- **Exercise data**
··········

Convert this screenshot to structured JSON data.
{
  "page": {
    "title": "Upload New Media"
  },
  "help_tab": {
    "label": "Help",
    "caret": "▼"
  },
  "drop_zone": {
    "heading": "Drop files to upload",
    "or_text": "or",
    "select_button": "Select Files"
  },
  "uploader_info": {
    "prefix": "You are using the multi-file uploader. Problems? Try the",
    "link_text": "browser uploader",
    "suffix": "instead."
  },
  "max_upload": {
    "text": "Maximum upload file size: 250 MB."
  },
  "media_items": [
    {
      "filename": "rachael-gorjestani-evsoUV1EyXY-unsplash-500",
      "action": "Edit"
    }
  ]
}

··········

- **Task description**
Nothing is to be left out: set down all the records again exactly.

- **Solution to the problem**
Convert this screenshot to structured JSON data.
{
  "page": {
    "title": "Upload New Media"
  },
  "help_tab": {
    "label": "Help",
    "caret": "▼"
  },
  "drop_zone": {
    "heading": "Drop files to upload",
    "or_text": "or",
    "select_button": "Select Files"
  },
  "uploader_info": {
    "prefix": "You are using the multi-file uploader. Problems? Try the",
    "link_text": "browser uploader",
    "suffix": "instead."
  },
  "max_upload": {
    "text": "Maximum upload file size: 250 MB."
  },
  "media_items": [
    {
      "filename": "rachael-gorjestani-evsoUV1EyXY-unsplash-500",
      "action": "Edit"
    }
  ]
}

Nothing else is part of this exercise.